Source information >>
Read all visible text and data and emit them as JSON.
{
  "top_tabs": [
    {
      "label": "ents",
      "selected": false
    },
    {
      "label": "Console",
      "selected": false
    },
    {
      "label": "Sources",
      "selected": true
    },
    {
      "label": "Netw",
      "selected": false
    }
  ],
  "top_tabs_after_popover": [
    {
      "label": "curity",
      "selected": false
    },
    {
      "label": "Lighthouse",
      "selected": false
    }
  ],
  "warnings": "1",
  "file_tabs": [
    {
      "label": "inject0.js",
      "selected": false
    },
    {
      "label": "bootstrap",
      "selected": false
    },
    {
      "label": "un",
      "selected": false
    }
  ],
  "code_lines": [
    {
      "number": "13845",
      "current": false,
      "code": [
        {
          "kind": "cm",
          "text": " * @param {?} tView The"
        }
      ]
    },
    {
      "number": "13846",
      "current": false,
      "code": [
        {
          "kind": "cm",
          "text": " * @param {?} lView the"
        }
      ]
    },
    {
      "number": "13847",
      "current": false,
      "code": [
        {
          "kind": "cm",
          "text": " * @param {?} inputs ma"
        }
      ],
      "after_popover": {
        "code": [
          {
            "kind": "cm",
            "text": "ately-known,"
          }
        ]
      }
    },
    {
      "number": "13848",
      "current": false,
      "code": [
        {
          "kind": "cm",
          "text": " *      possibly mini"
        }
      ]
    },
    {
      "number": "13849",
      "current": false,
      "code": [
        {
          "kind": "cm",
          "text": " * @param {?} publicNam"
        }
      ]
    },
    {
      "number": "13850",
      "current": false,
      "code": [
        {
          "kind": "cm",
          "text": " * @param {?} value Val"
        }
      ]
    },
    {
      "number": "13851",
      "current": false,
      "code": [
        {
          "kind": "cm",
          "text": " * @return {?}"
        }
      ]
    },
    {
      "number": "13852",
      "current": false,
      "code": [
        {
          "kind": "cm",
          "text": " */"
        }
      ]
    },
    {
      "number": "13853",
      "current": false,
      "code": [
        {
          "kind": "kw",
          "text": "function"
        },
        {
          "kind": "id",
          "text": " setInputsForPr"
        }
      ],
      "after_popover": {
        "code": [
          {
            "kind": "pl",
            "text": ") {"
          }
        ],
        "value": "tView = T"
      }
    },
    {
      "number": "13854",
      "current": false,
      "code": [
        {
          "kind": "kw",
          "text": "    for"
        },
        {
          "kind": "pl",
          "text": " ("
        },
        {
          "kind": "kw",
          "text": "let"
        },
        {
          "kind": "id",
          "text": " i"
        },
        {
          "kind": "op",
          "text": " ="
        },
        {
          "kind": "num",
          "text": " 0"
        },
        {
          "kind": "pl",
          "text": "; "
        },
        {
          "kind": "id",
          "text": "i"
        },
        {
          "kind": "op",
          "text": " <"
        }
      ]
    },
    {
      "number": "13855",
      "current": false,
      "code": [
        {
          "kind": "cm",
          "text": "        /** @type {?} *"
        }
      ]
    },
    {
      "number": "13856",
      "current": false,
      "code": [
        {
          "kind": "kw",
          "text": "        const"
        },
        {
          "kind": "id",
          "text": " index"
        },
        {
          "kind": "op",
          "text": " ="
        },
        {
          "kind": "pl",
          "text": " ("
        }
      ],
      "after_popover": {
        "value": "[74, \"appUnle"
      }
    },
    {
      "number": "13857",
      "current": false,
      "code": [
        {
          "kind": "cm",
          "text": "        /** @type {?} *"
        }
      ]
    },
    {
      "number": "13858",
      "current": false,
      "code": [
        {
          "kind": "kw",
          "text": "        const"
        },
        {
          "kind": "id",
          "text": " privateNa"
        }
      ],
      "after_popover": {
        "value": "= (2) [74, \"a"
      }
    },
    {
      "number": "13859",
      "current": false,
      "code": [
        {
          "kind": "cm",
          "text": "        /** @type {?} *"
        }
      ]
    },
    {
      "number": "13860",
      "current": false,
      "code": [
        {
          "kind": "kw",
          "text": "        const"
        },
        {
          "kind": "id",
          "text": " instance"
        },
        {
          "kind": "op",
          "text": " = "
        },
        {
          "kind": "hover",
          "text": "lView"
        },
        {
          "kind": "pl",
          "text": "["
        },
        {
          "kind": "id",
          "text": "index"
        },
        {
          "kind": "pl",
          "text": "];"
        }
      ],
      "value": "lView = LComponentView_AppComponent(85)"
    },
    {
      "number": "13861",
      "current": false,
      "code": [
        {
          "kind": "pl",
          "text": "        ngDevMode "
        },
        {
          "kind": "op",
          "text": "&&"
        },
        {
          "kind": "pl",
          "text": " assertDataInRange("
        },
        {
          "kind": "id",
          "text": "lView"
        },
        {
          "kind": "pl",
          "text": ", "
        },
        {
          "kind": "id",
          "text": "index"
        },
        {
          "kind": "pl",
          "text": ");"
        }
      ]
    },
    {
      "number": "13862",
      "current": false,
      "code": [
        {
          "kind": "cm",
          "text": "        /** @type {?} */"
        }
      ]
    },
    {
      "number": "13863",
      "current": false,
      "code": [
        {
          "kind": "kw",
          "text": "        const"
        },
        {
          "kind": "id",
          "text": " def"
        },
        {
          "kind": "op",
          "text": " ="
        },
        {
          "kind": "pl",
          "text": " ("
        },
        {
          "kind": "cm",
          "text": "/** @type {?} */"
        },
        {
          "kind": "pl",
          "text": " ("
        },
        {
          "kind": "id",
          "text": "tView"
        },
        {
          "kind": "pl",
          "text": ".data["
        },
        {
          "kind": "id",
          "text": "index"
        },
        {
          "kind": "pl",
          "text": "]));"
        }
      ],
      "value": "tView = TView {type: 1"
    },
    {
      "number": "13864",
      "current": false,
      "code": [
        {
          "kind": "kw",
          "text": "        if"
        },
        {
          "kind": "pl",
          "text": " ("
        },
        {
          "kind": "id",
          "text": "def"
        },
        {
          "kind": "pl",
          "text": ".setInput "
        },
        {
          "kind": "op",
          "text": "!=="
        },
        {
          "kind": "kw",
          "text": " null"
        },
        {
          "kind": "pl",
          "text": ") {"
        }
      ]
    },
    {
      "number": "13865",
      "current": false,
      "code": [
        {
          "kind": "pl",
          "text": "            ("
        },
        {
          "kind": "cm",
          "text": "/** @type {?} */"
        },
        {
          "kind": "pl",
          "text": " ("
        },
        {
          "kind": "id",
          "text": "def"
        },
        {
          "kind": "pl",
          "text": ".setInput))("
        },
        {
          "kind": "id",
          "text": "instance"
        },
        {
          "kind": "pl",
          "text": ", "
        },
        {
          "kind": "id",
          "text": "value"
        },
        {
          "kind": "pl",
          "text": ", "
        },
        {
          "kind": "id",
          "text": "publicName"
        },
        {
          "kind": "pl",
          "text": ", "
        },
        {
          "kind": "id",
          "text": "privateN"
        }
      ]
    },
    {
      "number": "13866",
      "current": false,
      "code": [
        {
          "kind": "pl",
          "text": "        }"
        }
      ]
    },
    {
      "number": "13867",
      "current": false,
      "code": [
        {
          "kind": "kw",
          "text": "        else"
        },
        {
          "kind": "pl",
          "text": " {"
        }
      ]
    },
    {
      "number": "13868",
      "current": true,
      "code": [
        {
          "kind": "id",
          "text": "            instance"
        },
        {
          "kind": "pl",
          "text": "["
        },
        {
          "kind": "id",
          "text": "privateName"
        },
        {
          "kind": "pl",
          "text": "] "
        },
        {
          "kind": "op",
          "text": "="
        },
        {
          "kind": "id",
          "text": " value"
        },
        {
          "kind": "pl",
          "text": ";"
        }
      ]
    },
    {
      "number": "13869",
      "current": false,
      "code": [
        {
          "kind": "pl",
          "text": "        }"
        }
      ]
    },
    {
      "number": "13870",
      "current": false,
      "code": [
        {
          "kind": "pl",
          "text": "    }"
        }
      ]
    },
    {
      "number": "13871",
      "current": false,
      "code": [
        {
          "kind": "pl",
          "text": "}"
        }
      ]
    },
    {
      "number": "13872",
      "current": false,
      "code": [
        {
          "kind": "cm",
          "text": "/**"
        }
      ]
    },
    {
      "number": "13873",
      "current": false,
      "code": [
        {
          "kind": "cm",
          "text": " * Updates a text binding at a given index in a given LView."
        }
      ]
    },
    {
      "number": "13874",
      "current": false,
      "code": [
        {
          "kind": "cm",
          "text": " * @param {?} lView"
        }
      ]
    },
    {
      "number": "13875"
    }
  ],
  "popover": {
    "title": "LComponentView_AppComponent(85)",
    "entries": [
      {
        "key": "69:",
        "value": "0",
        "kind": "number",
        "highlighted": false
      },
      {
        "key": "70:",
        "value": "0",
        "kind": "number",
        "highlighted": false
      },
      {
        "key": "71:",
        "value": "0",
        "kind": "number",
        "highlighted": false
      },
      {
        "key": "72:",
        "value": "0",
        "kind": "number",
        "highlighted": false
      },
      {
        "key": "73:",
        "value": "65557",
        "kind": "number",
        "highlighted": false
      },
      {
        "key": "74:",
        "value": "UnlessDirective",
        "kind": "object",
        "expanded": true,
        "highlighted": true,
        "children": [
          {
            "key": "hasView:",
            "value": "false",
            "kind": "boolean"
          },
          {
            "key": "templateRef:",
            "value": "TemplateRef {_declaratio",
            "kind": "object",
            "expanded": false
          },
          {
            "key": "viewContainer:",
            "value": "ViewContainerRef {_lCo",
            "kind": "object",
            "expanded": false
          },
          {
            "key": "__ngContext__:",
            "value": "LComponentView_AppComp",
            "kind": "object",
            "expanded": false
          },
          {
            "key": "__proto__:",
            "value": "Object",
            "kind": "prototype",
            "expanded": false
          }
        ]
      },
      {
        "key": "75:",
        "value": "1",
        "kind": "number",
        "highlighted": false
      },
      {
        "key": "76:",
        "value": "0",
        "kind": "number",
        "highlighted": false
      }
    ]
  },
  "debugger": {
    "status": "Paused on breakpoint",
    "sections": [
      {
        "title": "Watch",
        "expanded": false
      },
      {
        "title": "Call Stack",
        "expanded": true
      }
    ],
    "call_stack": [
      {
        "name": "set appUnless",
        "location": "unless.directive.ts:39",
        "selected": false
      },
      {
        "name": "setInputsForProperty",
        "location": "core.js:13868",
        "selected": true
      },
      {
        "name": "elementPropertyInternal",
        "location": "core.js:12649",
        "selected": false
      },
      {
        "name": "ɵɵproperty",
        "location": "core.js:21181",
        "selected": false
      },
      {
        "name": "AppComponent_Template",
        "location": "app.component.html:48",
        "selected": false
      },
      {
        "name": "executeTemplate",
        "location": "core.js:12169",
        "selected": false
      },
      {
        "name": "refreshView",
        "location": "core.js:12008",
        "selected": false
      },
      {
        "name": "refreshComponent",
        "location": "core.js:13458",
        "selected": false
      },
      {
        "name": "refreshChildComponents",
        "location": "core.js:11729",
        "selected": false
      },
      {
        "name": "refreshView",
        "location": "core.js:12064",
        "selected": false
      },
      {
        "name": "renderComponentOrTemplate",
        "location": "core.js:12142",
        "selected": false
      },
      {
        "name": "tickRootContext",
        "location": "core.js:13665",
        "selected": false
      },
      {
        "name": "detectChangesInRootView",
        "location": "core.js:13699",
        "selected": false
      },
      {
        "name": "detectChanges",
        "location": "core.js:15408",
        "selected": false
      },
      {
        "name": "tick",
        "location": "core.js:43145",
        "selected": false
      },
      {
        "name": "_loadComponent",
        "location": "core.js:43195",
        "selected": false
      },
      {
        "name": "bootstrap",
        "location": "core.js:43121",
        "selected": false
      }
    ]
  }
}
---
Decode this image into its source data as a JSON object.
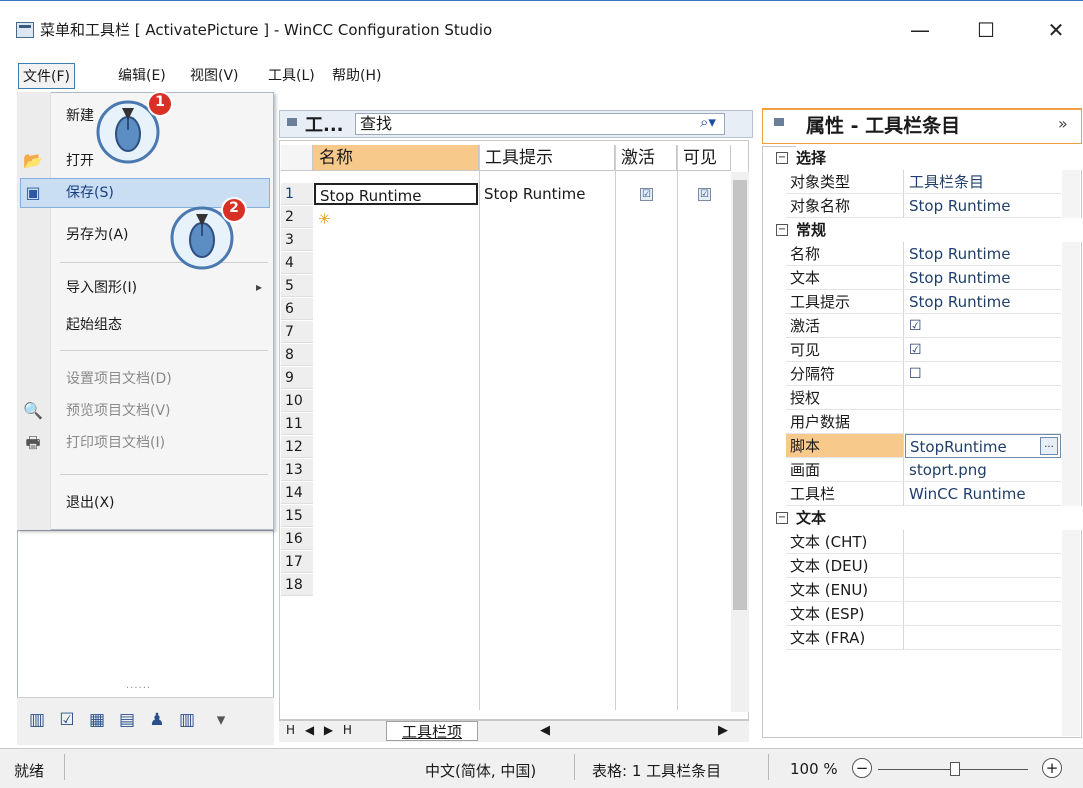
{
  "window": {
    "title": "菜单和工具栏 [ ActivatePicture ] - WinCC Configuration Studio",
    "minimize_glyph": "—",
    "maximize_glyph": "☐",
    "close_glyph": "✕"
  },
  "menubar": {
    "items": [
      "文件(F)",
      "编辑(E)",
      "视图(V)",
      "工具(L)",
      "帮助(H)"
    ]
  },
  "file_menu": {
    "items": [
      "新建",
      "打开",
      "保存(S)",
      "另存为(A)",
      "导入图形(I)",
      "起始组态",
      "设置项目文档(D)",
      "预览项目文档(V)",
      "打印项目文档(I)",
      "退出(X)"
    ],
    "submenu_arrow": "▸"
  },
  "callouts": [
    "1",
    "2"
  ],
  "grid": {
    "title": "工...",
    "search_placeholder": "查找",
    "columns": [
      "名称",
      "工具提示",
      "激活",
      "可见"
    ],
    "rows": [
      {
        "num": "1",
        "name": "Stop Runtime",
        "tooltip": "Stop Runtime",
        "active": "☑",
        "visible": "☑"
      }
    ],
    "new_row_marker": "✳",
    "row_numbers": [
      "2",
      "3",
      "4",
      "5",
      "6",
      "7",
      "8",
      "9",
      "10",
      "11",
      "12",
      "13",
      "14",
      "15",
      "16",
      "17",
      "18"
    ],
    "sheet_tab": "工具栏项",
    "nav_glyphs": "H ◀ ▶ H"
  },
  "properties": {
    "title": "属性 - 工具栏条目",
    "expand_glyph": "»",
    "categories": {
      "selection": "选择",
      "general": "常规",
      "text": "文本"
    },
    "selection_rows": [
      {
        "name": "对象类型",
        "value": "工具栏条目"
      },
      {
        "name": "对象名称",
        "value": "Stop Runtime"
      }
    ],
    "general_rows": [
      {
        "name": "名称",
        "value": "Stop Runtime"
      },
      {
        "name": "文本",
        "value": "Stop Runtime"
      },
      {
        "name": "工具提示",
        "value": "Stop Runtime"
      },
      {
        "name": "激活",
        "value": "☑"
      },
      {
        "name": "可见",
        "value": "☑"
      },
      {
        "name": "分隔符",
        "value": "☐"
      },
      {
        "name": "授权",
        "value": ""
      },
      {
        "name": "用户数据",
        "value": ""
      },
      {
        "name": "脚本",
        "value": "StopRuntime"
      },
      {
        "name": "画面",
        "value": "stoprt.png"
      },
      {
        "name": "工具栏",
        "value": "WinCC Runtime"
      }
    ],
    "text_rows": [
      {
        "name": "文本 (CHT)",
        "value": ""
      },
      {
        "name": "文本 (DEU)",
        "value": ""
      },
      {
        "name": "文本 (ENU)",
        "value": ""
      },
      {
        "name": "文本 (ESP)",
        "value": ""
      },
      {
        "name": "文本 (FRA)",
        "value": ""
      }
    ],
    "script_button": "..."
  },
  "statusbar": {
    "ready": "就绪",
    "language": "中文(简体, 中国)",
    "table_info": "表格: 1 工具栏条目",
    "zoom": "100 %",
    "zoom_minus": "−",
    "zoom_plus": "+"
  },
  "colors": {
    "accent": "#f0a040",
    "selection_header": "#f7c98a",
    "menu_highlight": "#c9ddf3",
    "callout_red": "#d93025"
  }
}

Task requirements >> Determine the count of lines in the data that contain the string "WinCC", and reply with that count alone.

Task result >> 2